## The problem
Return copies of the lines below that mention "text".

## Data extracts

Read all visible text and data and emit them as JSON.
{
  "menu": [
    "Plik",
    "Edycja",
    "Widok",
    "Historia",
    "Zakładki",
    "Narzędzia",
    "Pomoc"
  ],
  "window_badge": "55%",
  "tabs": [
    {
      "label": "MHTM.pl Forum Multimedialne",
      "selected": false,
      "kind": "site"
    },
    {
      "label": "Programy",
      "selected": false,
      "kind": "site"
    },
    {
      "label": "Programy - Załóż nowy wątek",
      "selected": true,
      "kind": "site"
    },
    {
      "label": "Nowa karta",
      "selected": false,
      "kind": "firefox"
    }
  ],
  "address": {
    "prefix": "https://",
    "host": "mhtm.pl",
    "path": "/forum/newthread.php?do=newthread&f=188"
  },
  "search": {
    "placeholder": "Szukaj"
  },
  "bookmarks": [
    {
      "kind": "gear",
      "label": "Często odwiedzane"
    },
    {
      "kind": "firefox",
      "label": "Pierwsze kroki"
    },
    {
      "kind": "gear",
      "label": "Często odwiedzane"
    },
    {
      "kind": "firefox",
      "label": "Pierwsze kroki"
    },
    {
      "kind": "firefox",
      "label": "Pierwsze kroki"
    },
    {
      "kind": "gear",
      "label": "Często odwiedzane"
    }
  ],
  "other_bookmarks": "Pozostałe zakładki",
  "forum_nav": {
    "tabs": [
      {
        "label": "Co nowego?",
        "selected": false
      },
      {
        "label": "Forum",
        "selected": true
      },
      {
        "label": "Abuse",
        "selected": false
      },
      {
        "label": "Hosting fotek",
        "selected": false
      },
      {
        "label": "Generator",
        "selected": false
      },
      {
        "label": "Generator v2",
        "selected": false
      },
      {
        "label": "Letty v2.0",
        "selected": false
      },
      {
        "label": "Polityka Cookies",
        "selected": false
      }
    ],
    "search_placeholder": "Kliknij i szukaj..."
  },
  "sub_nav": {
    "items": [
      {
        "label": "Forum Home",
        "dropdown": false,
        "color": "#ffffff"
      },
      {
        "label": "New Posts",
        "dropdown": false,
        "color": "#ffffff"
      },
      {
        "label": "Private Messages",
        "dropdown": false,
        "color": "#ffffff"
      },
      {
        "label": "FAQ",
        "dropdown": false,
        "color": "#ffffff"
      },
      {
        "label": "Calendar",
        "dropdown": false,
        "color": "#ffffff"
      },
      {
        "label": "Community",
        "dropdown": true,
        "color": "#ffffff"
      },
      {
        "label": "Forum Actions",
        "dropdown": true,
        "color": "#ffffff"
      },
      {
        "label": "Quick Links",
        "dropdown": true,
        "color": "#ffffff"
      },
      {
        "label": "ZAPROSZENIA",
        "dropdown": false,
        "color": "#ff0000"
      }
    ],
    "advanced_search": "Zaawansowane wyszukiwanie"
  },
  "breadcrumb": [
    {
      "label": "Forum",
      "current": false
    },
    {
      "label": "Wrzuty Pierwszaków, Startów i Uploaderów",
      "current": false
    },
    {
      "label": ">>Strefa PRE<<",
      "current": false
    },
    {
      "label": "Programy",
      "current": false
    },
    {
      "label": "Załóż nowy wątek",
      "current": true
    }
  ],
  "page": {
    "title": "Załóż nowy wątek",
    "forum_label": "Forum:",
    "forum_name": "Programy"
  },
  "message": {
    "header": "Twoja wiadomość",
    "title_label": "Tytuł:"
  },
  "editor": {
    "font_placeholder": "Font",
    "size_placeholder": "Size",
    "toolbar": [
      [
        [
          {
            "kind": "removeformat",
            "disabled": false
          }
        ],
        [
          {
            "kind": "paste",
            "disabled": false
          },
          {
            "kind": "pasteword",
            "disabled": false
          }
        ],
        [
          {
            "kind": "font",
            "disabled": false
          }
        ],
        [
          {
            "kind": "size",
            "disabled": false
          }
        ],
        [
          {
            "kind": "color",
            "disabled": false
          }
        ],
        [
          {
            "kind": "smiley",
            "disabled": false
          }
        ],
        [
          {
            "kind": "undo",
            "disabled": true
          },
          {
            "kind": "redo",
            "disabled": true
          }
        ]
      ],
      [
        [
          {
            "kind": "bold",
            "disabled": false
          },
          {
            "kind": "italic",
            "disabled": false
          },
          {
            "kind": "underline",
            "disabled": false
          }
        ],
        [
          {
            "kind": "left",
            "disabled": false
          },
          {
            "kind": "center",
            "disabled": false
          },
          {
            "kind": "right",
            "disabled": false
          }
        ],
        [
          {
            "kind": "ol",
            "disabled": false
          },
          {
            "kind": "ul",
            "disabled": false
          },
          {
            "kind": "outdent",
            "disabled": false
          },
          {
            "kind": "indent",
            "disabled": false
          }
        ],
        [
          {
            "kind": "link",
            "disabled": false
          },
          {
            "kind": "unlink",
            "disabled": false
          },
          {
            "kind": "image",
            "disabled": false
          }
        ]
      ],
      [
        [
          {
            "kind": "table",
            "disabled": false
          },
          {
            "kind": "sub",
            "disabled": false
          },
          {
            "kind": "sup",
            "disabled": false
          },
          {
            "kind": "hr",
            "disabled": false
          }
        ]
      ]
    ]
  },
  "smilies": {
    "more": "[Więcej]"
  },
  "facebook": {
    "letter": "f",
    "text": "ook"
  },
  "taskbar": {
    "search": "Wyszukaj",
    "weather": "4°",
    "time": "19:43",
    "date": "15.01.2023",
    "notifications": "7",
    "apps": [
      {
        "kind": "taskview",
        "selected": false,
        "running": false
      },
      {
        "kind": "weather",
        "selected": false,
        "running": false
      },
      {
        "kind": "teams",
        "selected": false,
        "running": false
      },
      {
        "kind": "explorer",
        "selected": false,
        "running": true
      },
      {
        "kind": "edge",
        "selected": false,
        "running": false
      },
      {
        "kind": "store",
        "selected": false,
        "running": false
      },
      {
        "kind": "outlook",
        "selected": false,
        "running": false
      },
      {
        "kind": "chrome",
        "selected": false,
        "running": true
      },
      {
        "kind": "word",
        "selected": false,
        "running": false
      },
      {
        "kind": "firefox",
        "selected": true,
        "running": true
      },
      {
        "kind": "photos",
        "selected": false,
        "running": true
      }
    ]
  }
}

## Output below
Read all visible text and data and emit them as JSON.
    "text": "ook"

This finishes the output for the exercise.